#### [WORK ITEM]
Provide only the number of lines in the records below that contain "html".

*** Opening of RECORDS FOR THIS TASK ***

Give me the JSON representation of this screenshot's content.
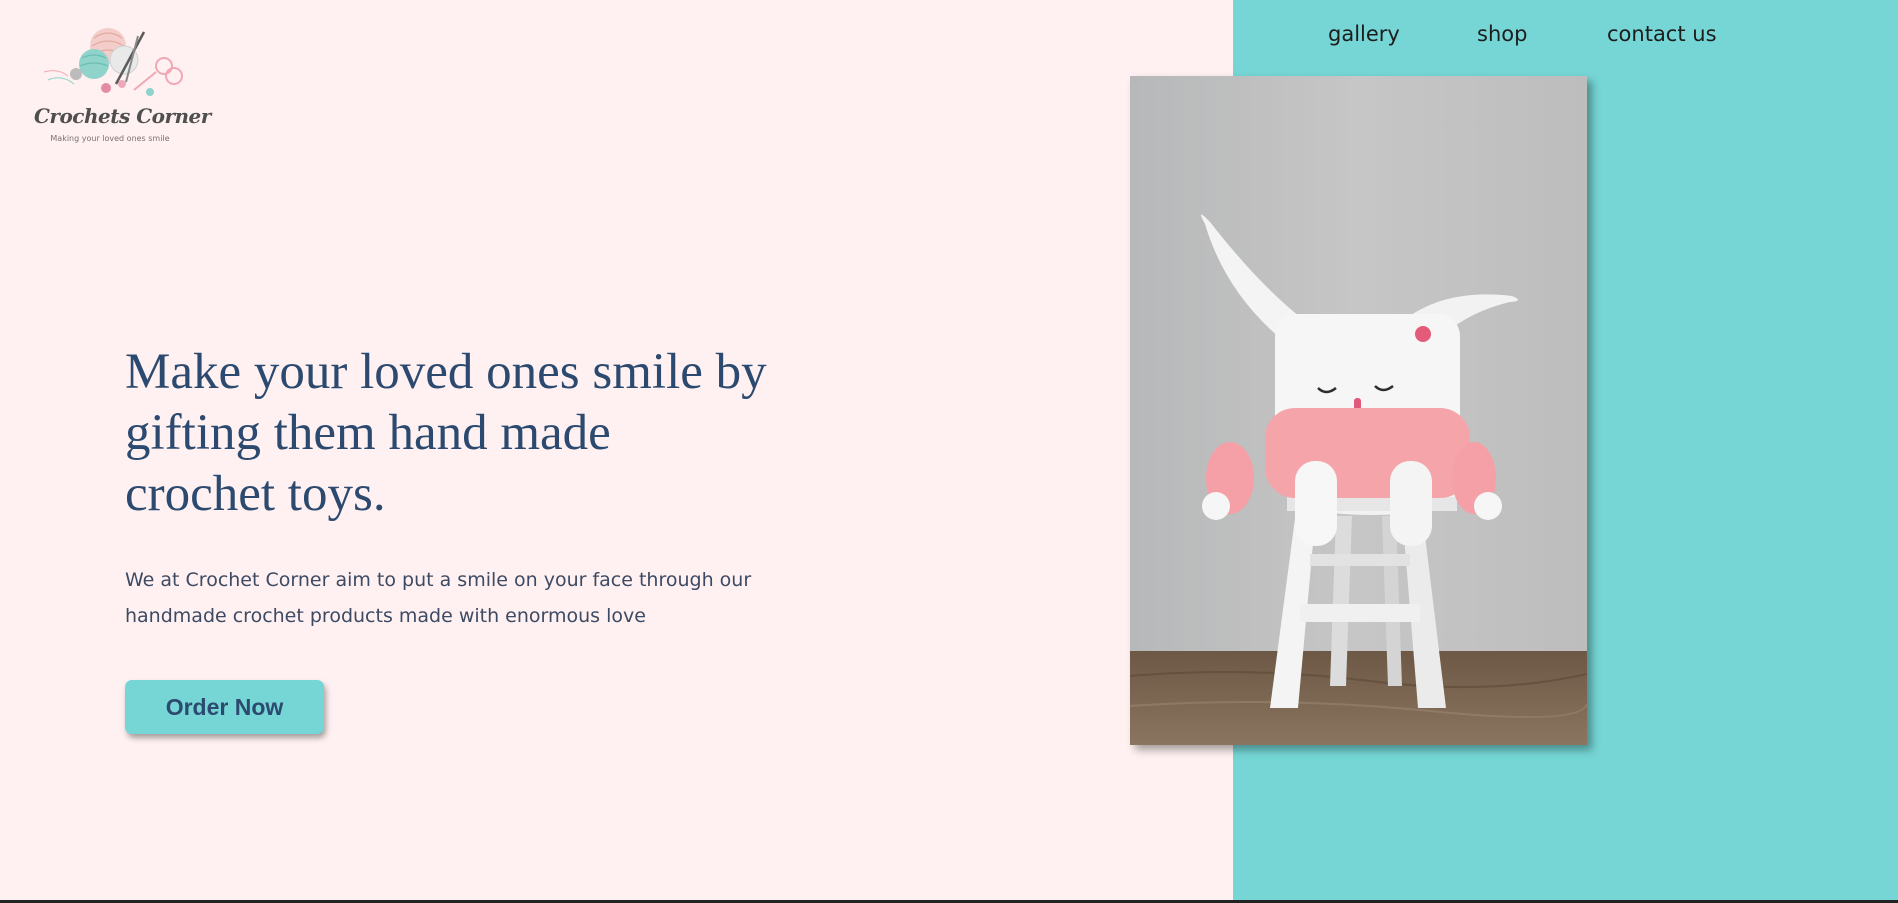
{
  "brand": {
    "name": "Crochets Corner",
    "tagline": "Making your loved ones smile",
    "logo_icon": "yarn-balls-scissors-icon"
  },
  "nav": {
    "items": [
      {
        "label": "gallery"
      },
      {
        "label": "shop"
      },
      {
        "label": "contact us"
      }
    ]
  },
  "hero": {
    "headline_lines": [
      "Make your loved ones smile by",
      "gifting them hand made",
      "crochet toys."
    ],
    "description_lines": [
      "We at Crochet Corner aim to put a smile on your face through our",
      "handmade crochet products made with enormous love"
    ],
    "cta_label": "Order Now"
  },
  "colors": {
    "background": "#fff1f1",
    "accent": "#75d6d5",
    "heading": "#2c4a6f"
  },
  "image": {
    "subject": "crochet-bunny-on-stool-photo"
  }
}
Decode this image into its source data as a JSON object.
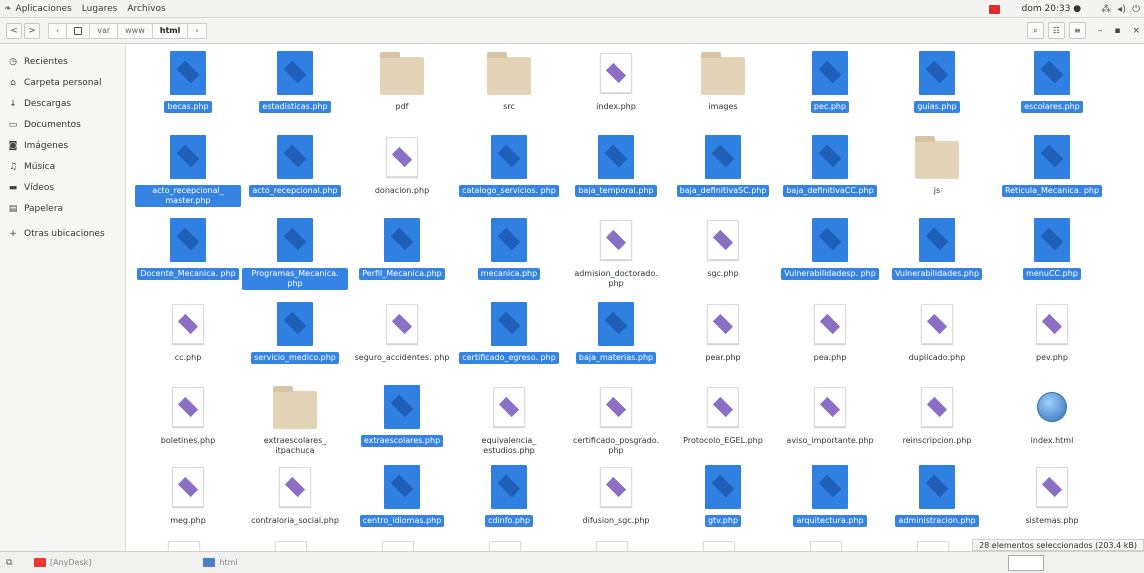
{
  "topbar": {
    "apps": "Aplicaciones",
    "places": "Lugares",
    "files": "Archivos",
    "clock": "dom 20:33 ●"
  },
  "toolbar": {
    "crumbs": [
      "var",
      "www",
      "html"
    ]
  },
  "sidebar": {
    "items": [
      {
        "label": "Recientes",
        "icon": "clock-icon"
      },
      {
        "label": "Carpeta personal",
        "icon": "home-icon"
      },
      {
        "label": "Descargas",
        "icon": "download-icon"
      },
      {
        "label": "Documentos",
        "icon": "document-icon"
      },
      {
        "label": "Imágenes",
        "icon": "camera-icon"
      },
      {
        "label": "Música",
        "icon": "music-icon"
      },
      {
        "label": "Vídeos",
        "icon": "video-icon"
      },
      {
        "label": "Papelera",
        "icon": "trash-icon"
      },
      {
        "label": "Otras ubicaciones",
        "icon": "plus-icon"
      }
    ]
  },
  "files": [
    {
      "name": "becas.php",
      "type": "php",
      "selected": true
    },
    {
      "name": "estadisticas.php",
      "type": "php",
      "selected": true
    },
    {
      "name": "pdf",
      "type": "folder",
      "selected": false
    },
    {
      "name": "src",
      "type": "folder",
      "selected": false
    },
    {
      "name": "index.php",
      "type": "php",
      "selected": false
    },
    {
      "name": "images",
      "type": "folder",
      "selected": false
    },
    {
      "name": "pec.php",
      "type": "php",
      "selected": true
    },
    {
      "name": "guias.php",
      "type": "php",
      "selected": true
    },
    {
      "name": "escolares.php",
      "type": "php",
      "selected": true
    },
    {
      "name": "acto_recepcional_ master.php",
      "type": "php",
      "selected": true
    },
    {
      "name": "acto_recepcional.php",
      "type": "php",
      "selected": true
    },
    {
      "name": "donacion.php",
      "type": "php",
      "selected": false
    },
    {
      "name": "catalogo_servicios. php",
      "type": "php",
      "selected": true
    },
    {
      "name": "baja_temporal.php",
      "type": "php",
      "selected": true
    },
    {
      "name": "baja_definitivaSC.php",
      "type": "php",
      "selected": true
    },
    {
      "name": "baja_definitivaCC.php",
      "type": "php",
      "selected": true
    },
    {
      "name": "js",
      "type": "folder",
      "selected": false
    },
    {
      "name": "Reticula_Mecanica. php",
      "type": "php",
      "selected": true
    },
    {
      "name": "Docente_Mecanica. php",
      "type": "php",
      "selected": true
    },
    {
      "name": "Programas_Mecanica. php",
      "type": "php",
      "selected": true
    },
    {
      "name": "Perfil_Mecanica.php",
      "type": "php",
      "selected": true
    },
    {
      "name": "mecanica.php",
      "type": "php",
      "selected": true
    },
    {
      "name": "admision_doctorado. php",
      "type": "php",
      "selected": false
    },
    {
      "name": "sgc.php",
      "type": "php",
      "selected": false
    },
    {
      "name": "Vulnerabilidadesp. php",
      "type": "php",
      "selected": true
    },
    {
      "name": "Vulnerabilidades.php",
      "type": "php",
      "selected": true
    },
    {
      "name": "menuCC.php",
      "type": "php",
      "selected": true
    },
    {
      "name": "cc.php",
      "type": "php",
      "selected": false
    },
    {
      "name": "servicio_medico.php",
      "type": "php",
      "selected": true
    },
    {
      "name": "seguro_accidentes. php",
      "type": "php",
      "selected": false
    },
    {
      "name": "certificado_egreso. php",
      "type": "php",
      "selected": true
    },
    {
      "name": "baja_materias.php",
      "type": "php",
      "selected": true
    },
    {
      "name": "pear.php",
      "type": "php",
      "selected": false
    },
    {
      "name": "pea.php",
      "type": "php",
      "selected": false
    },
    {
      "name": "duplicado.php",
      "type": "php",
      "selected": false
    },
    {
      "name": "pev.php",
      "type": "php",
      "selected": false
    },
    {
      "name": "boletines.php",
      "type": "php",
      "selected": false
    },
    {
      "name": "extraescolares_ itpachuca",
      "type": "folder",
      "selected": false
    },
    {
      "name": "extraescolares.php",
      "type": "php",
      "selected": true
    },
    {
      "name": "equivalencia_ estudios.php",
      "type": "php",
      "selected": false
    },
    {
      "name": "certificado_posgrado. php",
      "type": "php",
      "selected": false
    },
    {
      "name": "Protocolo_EGEL.php",
      "type": "php",
      "selected": false
    },
    {
      "name": "aviso_importante.php",
      "type": "php",
      "selected": false
    },
    {
      "name": "reinscripcion.php",
      "type": "php",
      "selected": false
    },
    {
      "name": "index.html",
      "type": "html",
      "selected": false
    },
    {
      "name": "meg.php",
      "type": "php",
      "selected": false
    },
    {
      "name": "contraloria_social.php",
      "type": "php",
      "selected": false
    },
    {
      "name": "centro_idiomas.php",
      "type": "php",
      "selected": true
    },
    {
      "name": "cdinfo.php",
      "type": "php",
      "selected": true
    },
    {
      "name": "difusion_sgc.php",
      "type": "php",
      "selected": false
    },
    {
      "name": "gtv.php",
      "type": "php",
      "selected": true
    },
    {
      "name": "arquitectura.php",
      "type": "php",
      "selected": true
    },
    {
      "name": "administracion.php",
      "type": "php",
      "selected": true
    },
    {
      "name": "sistemas.php",
      "type": "php",
      "selected": false
    }
  ],
  "status": "28 elementos seleccionados  (203.4 kB)",
  "taskbar": {
    "anydesk": "[AnyDesk]",
    "window": "html"
  }
}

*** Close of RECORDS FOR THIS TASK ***

#### [TASK RESULT]
4